  • 600 g (1 lb 5 oz) butternut pumpkin (squash), peeled, seeded and cut into 2 cm (¾ inch) dice
  • 150 g ( oz/1 cup) fresh or frozen peas
  • 1.25 litres (44 fl oz/5 cups) pumpkin stock (see method) or chicken stock
  • 2 tablespoons extra virgin olive oil
  • ½ small red onion, finely diced
  • 1 garlic clove, crushed
  • sea salt
  • 60 ml (2 fl oz/¼ cup) dry white wine
  • 25 g (1 oz/¼ cup) grated Parmesan, plus extra, to serve
  • 60 g ( oz) unsalted butter, at room temperature
  • 3 tablespoons chopped flat-leaf (Italian) parsley
  • freshly ground pepper


Put 1.75–2 litres (61–70 fl oz/7–8 cups) slightly salted water in a saucepan and add the pumpkin.
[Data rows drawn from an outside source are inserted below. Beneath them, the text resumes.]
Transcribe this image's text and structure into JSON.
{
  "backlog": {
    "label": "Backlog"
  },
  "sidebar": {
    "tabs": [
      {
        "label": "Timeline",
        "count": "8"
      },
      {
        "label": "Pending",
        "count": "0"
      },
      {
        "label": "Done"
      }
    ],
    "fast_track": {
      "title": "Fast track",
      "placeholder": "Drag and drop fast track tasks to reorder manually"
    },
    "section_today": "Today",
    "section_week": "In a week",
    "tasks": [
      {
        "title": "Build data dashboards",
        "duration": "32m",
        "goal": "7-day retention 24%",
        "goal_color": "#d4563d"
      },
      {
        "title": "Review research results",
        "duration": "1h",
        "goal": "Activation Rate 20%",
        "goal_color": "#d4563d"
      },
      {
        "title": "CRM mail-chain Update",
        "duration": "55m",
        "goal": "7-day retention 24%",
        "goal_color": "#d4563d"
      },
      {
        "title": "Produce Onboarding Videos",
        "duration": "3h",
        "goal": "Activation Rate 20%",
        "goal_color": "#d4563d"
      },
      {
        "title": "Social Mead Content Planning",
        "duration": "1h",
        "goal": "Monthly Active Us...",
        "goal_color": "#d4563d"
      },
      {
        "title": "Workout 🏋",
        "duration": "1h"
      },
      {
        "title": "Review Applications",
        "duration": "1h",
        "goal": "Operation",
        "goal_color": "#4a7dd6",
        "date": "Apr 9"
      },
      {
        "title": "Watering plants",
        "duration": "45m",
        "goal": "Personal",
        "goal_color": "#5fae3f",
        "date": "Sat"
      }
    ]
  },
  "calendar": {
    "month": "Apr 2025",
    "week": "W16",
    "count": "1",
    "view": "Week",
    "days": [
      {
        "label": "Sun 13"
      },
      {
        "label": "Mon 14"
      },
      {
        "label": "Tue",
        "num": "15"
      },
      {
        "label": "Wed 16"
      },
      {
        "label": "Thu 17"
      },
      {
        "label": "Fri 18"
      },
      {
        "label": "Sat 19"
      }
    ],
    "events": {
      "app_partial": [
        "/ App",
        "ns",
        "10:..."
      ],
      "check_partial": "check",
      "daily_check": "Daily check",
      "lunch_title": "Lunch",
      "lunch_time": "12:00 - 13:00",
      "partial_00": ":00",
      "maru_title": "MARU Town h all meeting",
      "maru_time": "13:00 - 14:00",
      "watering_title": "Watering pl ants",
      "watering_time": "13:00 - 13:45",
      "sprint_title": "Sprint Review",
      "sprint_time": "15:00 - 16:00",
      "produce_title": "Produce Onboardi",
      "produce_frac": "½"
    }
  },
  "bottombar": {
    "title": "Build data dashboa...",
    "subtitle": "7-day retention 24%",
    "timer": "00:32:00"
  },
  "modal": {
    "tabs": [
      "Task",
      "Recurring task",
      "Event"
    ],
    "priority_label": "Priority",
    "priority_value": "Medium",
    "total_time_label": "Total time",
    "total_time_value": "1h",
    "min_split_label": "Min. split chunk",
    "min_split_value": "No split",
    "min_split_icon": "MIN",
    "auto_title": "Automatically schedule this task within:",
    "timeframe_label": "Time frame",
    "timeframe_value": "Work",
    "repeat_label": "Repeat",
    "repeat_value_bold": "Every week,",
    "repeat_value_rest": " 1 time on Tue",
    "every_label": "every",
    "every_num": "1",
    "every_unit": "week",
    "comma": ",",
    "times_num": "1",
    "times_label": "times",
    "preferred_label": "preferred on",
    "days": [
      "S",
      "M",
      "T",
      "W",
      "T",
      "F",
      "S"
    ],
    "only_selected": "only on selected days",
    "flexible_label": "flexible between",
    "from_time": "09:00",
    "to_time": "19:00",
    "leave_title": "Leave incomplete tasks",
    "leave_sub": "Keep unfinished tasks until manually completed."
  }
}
Simmer for 10–15 minutes, or until just soft. Drain and reserve the water. (You should have about 1.25 litres (44 fl oz/5 cups) pumpkin-flavoured water to use as stock.) Set the cooked pumpkin aside.

Cook the peas in plenty of boiling salted water. If using fresh peas, cook for about 3 minutes; if using frozen, remove as soon as they rise to the surface. Refresh the peas in iced water and set aside.

Put the pumpkin or chicken stock in a saucepan on the back of the stove and keep warm. Heat the extra virgin olive oil in a large heavy-based frying pan. Add the onion, garlic and a little sea salt and sweat over low heat until soft. Add the rice and cook, stirring, for about 3 minutes, or until the starch starts to come out of the rice. The rice will start to stick and become opaque. Add the wine and simmer, stirring constantly, until the wine is completely absorbed. Add enough stock to cover the rice and simmer slowly, stirring occasionally. As the rice absorbs the stock, add more to keep it moist, but don’t drown the rice. If you do, the risotto will lose some of its unctuous quality, but if it is too dry it will stick and retard the creaminess of the finished dish. It is important to continue stirring at this early stage or the rice will sink to the bottom and stick. After 15–18 minutes most of the stock should be used and the rice tender. At this point, add the reserved pumpkin and peas, along with the cheese, butter and any remaining stock. Cover, remove from the heat and rest for 2 minutes.

Remove the lid, stir in the parsley and check the seasoning. Spoon into four bowls and sprinkle with extra Parmesan. Serve immediately.


    Using this same formula, you can cook a variety of yummy risottos, just change the pumpkin and peas as the main players and use chicken stock. Below are a few classic flavour combinations. Remember, in the most part, you would cook whatever needs cooking beforehand and simply add to the risotto at the end, at room temperature or warm, to heat up before serving.

  • Try pan-frying field mushrooms and then slicing them up; a little garlic during cooking helps bring out the flavour. You can add any type of mushroom you like and even add some dehydrated ones for a really big flavour. You can also grate some pecorino over instead of Parmesan, or use a combination; if you want some greens add cooked English spinach or peas.
  • Pork seems to work well in this dish: fold through sliced ham or prosciutto at the end, or add pancetta at the start with the onion. Cooked sausage also goes well but make sure it’s a pure pork style with good texture and flavour. Pan-fry or grill (broil) them, then slice. Add at the end with some fresh herbs.
  • Of course, all manner of vegetables work well... sliced cooked green beans, spinach, nettle, radicchio that has been grilled (broiled), stewed red or yellow capsicums (peppers), braised red or green cabbage... the list goes on. (See for a detailed explanation of stewing and braising.)